Sukkot and True Happiness
By: Rabbi Barak Bar-Chaim
In our liturgy, we refer to Sukkot as the Time of Our Joy (Zman Simchateinu). It seems strange that in the time of our joy, we leave our luxurious, permanent homes and venture into less comfortable temporary structures in which we are vulnerable to external weather conditions.
I think Sukkot’s message to us is very simple. If you need to eat in your permanent, secure home to be happy, you are not truly happy. You may be temporarily enjoying yourself and comfortable, but that is not happiness. You are probably just moments away from something that will make you feel miserable. The stock market may go down, you may lose your job, your housekeeper may misplace something you are looking for, someone may say something that upsets you, and the list goes on forever. In fact, if your happiness is dependent on anything, whether internal or external, you have not achieved true happiness.
Now, according to the Rebbe Nachman of Breslov, we are obligated to constantly maintain a state of happiness. Even during the tragic month of Av, our sages do not instruct us to be unhappy—we are merely instructed to limit external expressions of extreme happiness. Our sages, in Ethics of the Fathers, state: “Who is the wealthy person? The one who is happy with their lot.” I would like to take the liberty of rephrasing this teaching as: ‘Who is the truly happy person? The one who is happy with their lot.” We are unhappy when we think that things are not how they should be, when we feel like we are lacking something, or feel insecure in some way. However, when we feel that what we have is just right for us and exactly what we need, we feel a sense of calm and true happiness.

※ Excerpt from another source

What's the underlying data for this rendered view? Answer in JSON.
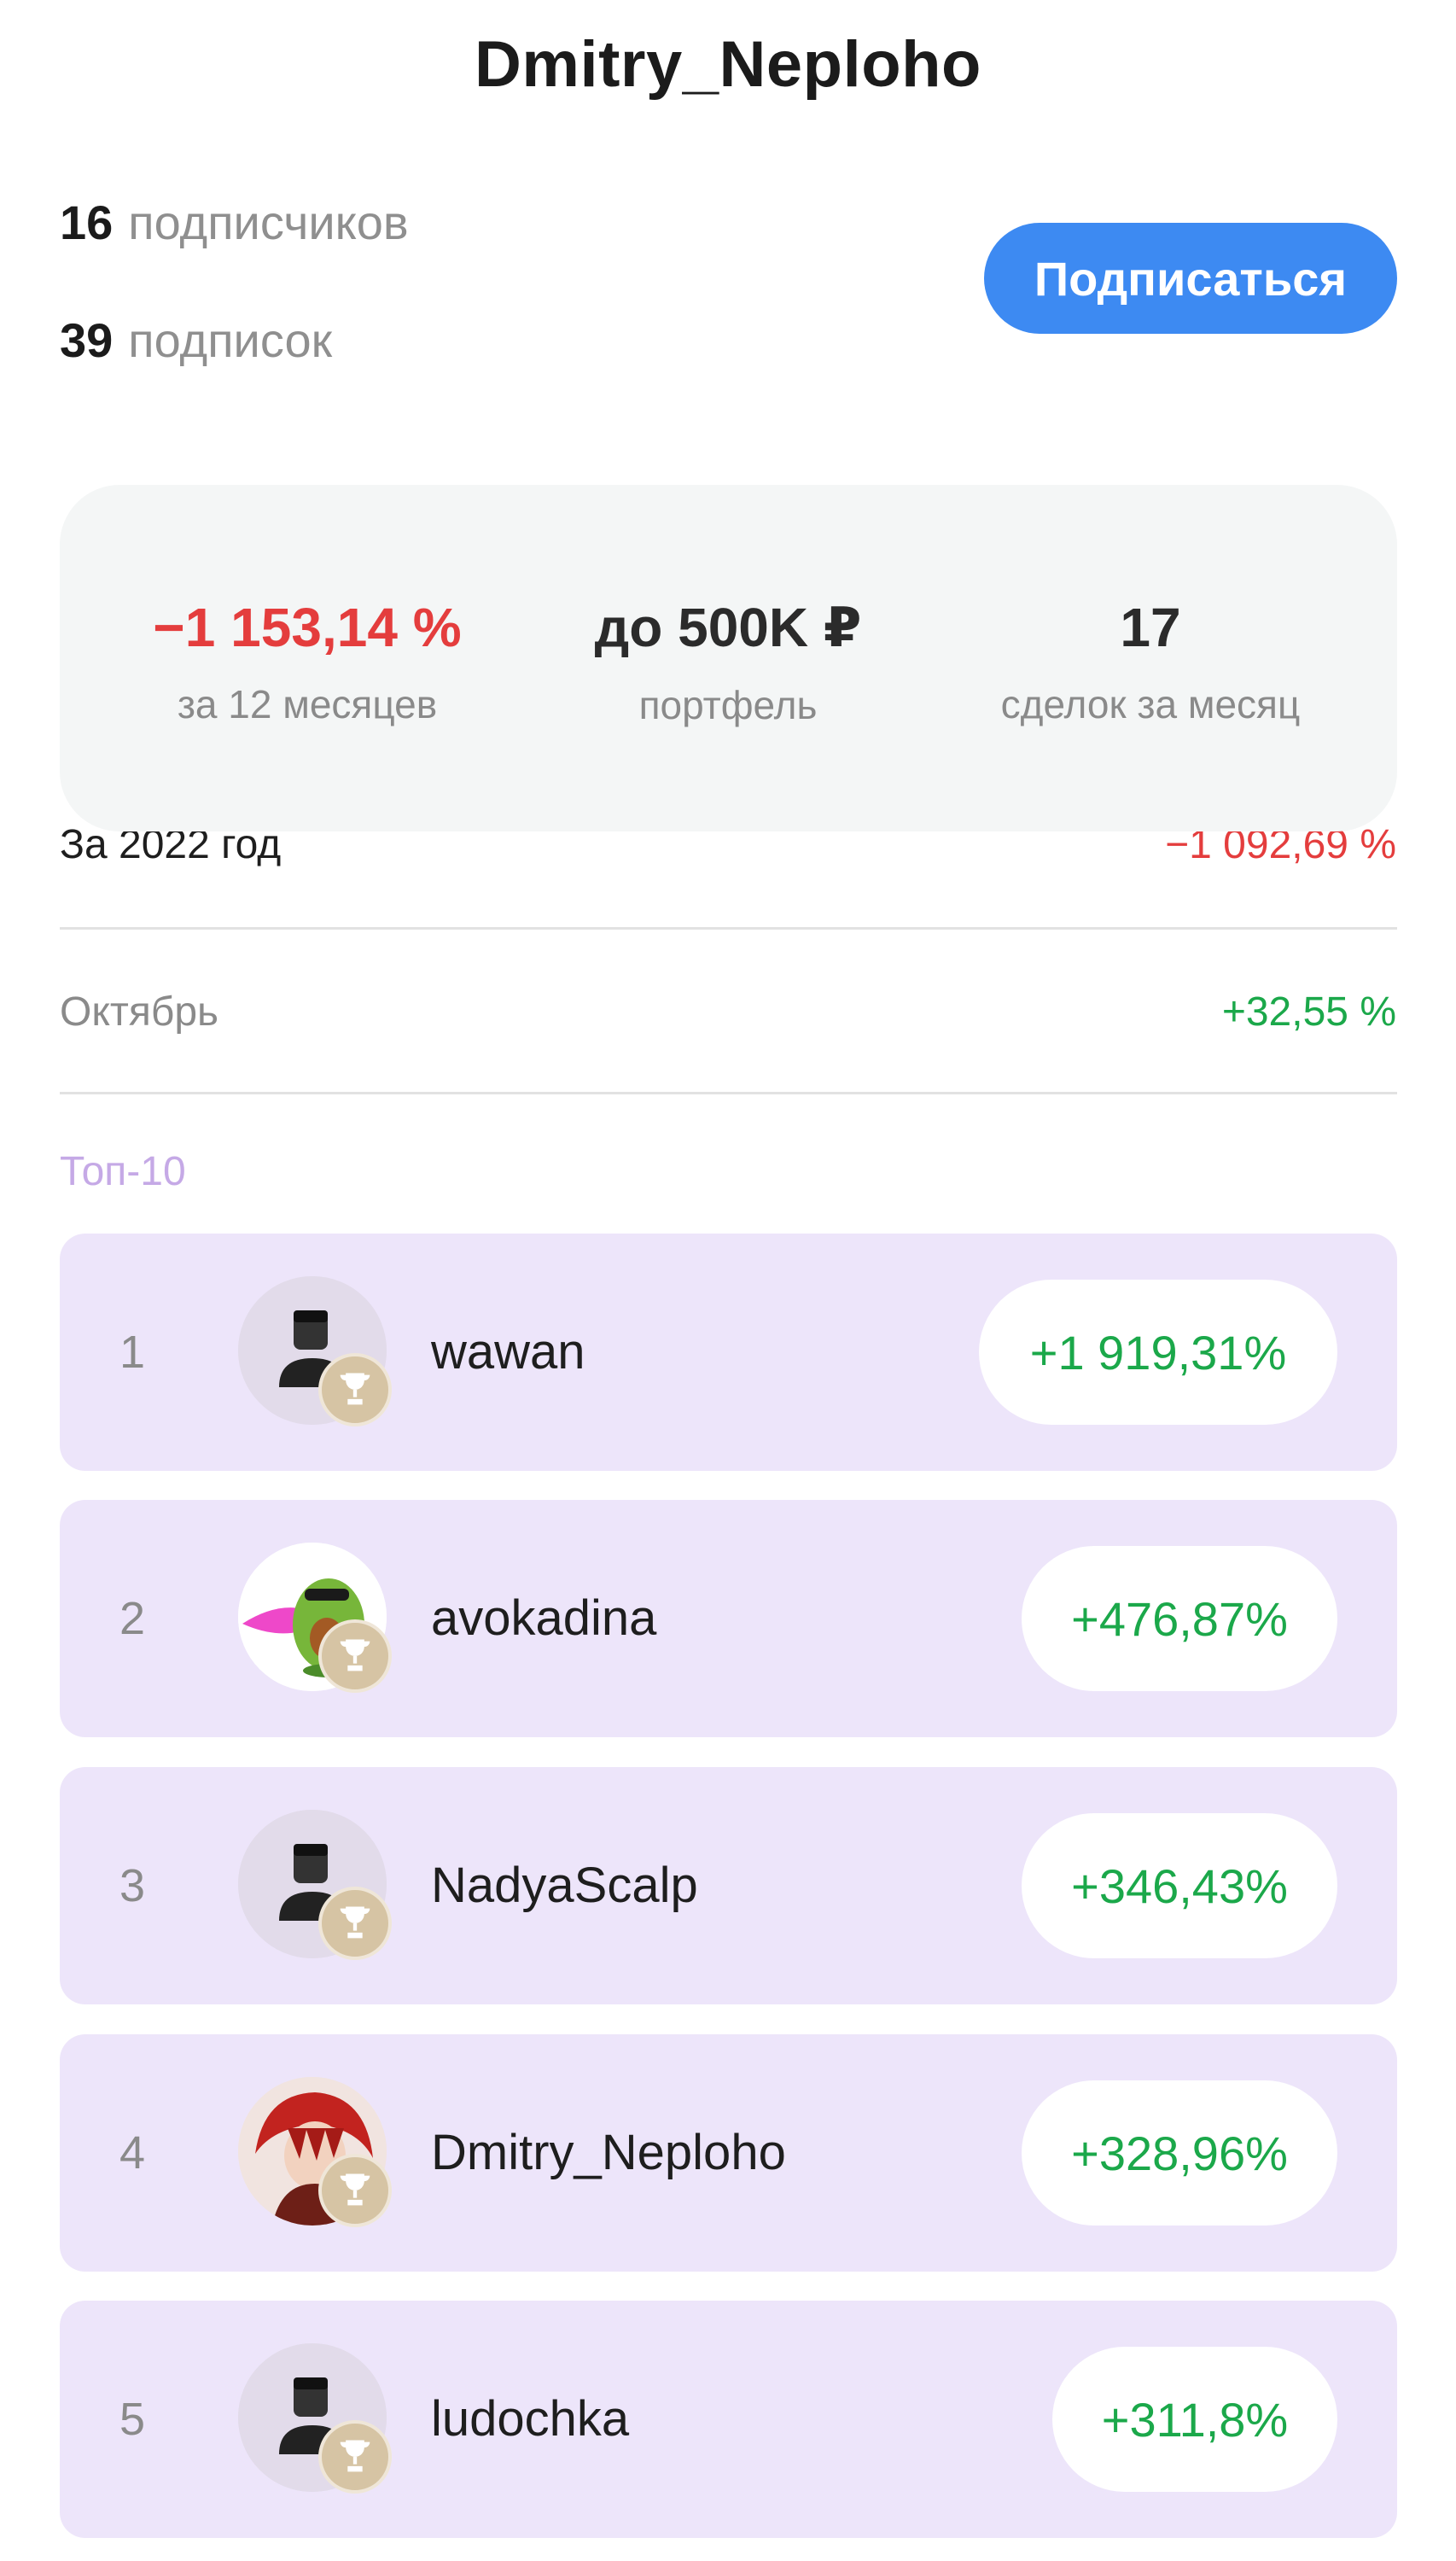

The great ethical work ‘Orchot Tzadikim’ explains that being ‘happy with one’s lot’ is not simply about financial resources. It is about one’s entire life package: one’s relationships, friends, health, family, and financial resources. Rabbi Shalom Arush, in his commentary about Rabbi Nachman’s ‘Story of the Wise and Simple Person’, explains that one’s life package even includes one’s personal weaknesses, deficiencies, and all the consequences thereof.
How can we get to this level of being happy with one’s lot? By knowing deeply (in the depth of our beings) that our entire life circumstances, blessings, challenges, strengths, and weaknesses, are all from God and all for our good. Right now, we all have exactly what our individual souls need for our development and correction in this world. Only with this deep, internalized belief, can we be truly happy. Our current circumstances are always ideal, because they have been tailor picked for us by our Father in Heaven. We may prefer to work toward different circumstances in the future, and, in fact, God encourages us to better ourselves and the world, but we do this by accepting, embracing, and even celebrating our entire lot in life.
The Sukkah represents being surrounded by God’s presence, which manifested in the desert as the Clouds of Glory. Let us remind ourselves that the only path to true happiness is the deep realization that our loving Father is always with us, providing us with what truly is ultimately good for us. May we all merit to embrace the life-long challenge of internalizing this truth and merit a life of true happiness.